-------- RECORDS FOR THE EXERCISE

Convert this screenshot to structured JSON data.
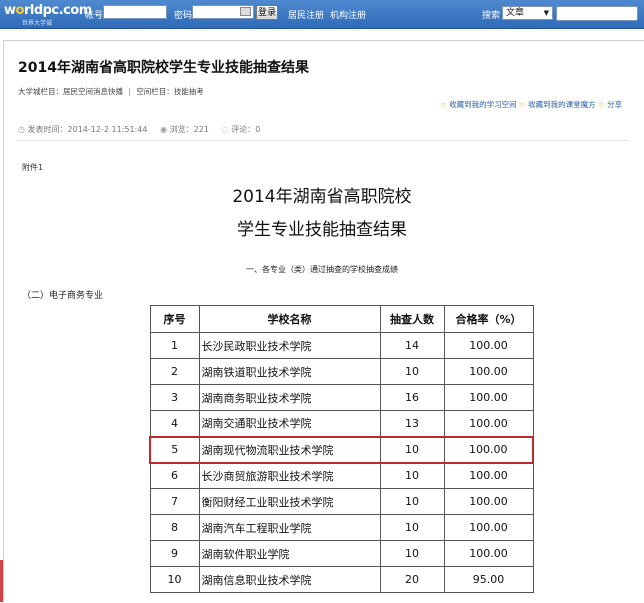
{
  "topbar": {
    "logo_main_a": "w",
    "logo_main_accent": "o",
    "logo_main_b": "rldpc.com",
    "logo_sub": "世界大学城",
    "account_label": "帐号",
    "password_label": "密码",
    "login_button": "登录",
    "links": [
      "居民注册",
      "机构注册"
    ],
    "search_label": "搜索",
    "search_type": "文章",
    "brand_color": "#2f6ab8"
  },
  "article": {
    "title": "2014年湖南省高职院校学生专业技能抽查结果",
    "crumbs": [
      {
        "label": "大学城栏目：",
        "value": "居民空间消息快播"
      },
      {
        "label": "空间栏目：",
        "value": "技能抽考"
      }
    ],
    "actions": [
      "收藏到我的学习空间",
      "收藏到我的课堂魔方",
      "分享"
    ],
    "meta": {
      "published_label": "发表时间：",
      "published": "2014-12-2 11:51:44",
      "views_label": "浏览：",
      "views": "221",
      "comments_label": "评论：",
      "comments": "0"
    }
  },
  "document": {
    "attachment": "附件1",
    "title_line1": "2014年湖南省高职院校",
    "title_line2": "学生专业技能抽查结果",
    "subheading": "一、各专业（类）通过抽查的学校抽查成绩",
    "section": "（二）电子商务专业",
    "table": {
      "headers": [
        "序号",
        "学校名称",
        "抽查人数",
        "合格率（%）"
      ],
      "highlighted_row": 5,
      "highlight_color": "#c0282d",
      "rows": [
        {
          "no": "1",
          "school": "长沙民政职业技术学院",
          "count": "14",
          "rate": "100.00"
        },
        {
          "no": "2",
          "school": "湖南铁道职业技术学院",
          "count": "10",
          "rate": "100.00"
        },
        {
          "no": "3",
          "school": "湖南商务职业技术学院",
          "count": "16",
          "rate": "100.00"
        },
        {
          "no": "4",
          "school": "湖南交通职业技术学院",
          "count": "13",
          "rate": "100.00"
        },
        {
          "no": "5",
          "school": "湖南现代物流职业技术学院",
          "count": "10",
          "rate": "100.00"
        },
        {
          "no": "6",
          "school": "长沙商贸旅游职业技术学院",
          "count": "10",
          "rate": "100.00"
        },
        {
          "no": "7",
          "school": "衡阳财经工业职业技术学院",
          "count": "10",
          "rate": "100.00"
        },
        {
          "no": "8",
          "school": "湖南汽车工程职业学院",
          "count": "10",
          "rate": "100.00"
        },
        {
          "no": "9",
          "school": "湖南软件职业学院",
          "count": "10",
          "rate": "100.00"
        },
        {
          "no": "10",
          "school": "湖南信息职业技术学院",
          "count": "20",
          "rate": "95.00"
        }
      ]
    }
  }
}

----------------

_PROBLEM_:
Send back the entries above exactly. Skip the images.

_ANSWER BOX_:
Convert this screenshot to structured JSON data.
{
  "topbar": {
    "logo_main_a": "w",
    "logo_main_accent": "o",
    "logo_main_b": "rldpc.com",
    "logo_sub": "世界大学城",
    "account_label": "帐号",
    "password_label": "密码",
    "login_button": "登录",
    "links": [
      "居民注册",
      "机构注册"
    ],
    "search_label": "搜索",
    "search_type": "文章",
    "brand_color": "#2f6ab8"
  },
  "article": {
    "title": "2014年湖南省高职院校学生专业技能抽查结果",
    "crumbs": [
      {
        "label": "大学城栏目：",
        "value": "居民空间消息快播"
      },
      {
        "label": "空间栏目：",
        "value": "技能抽考"
      }
    ],
    "actions": [
      "收藏到我的学习空间",
      "收藏到我的课堂魔方",
      "分享"
    ],
    "meta": {
      "published_label": "发表时间：",
      "published": "2014-12-2 11:51:44",
      "views_label": "浏览：",
      "views": "221",
      "comments_label": "评论：",
      "comments": "0"
    }
  },
  "document": {
    "attachment": "附件1",
    "title_line1": "2014年湖南省高职院校",
    "title_line2": "学生专业技能抽查结果",
    "subheading": "一、各专业（类）通过抽查的学校抽查成绩",
    "section": "（二）电子商务专业",
    "table": {
      "headers": [
        "序号",
        "学校名称",
        "抽查人数",
        "合格率（%）"
      ],
      "highlighted_row": 5,
      "highlight_color": "#c0282d",
      "rows": [
        {
          "no": "1",
          "school": "长沙民政职业技术学院",
          "count": "14",
          "rate": "100.00"
        },
        {
          "no": "2",
          "school": "湖南铁道职业技术学院",
          "count": "10",
          "rate": "100.00"
        },
        {
          "no": "3",
          "school": "湖南商务职业技术学院",
          "count": "16",
          "rate": "100.00"
        },
        {
          "no": "4",
          "school": "湖南交通职业技术学院",
          "count": "13",
          "rate": "100.00"
        },
        {
          "no": "5",
          "school": "湖南现代物流职业技术学院",
          "count": "10",
          "rate": "100.00"
        },
        {
          "no": "6",
          "school": "长沙商贸旅游职业技术学院",
          "count": "10",
          "rate": "100.00"
        },
        {
          "no": "7",
          "school": "衡阳财经工业职业技术学院",
          "count": "10",
          "rate": "100.00"
        },
        {
          "no": "8",
          "school": "湖南汽车工程职业学院",
          "count": "10",
          "rate": "100.00"
        },
        {
          "no": "9",
          "school": "湖南软件职业学院",
          "count": "10",
          "rate": "100.00"
        },
        {
          "no": "10",
          "school": "湖南信息职业技术学院",
          "count": "20",
          "rate": "95.00"
        }
      ]
    }
  }
}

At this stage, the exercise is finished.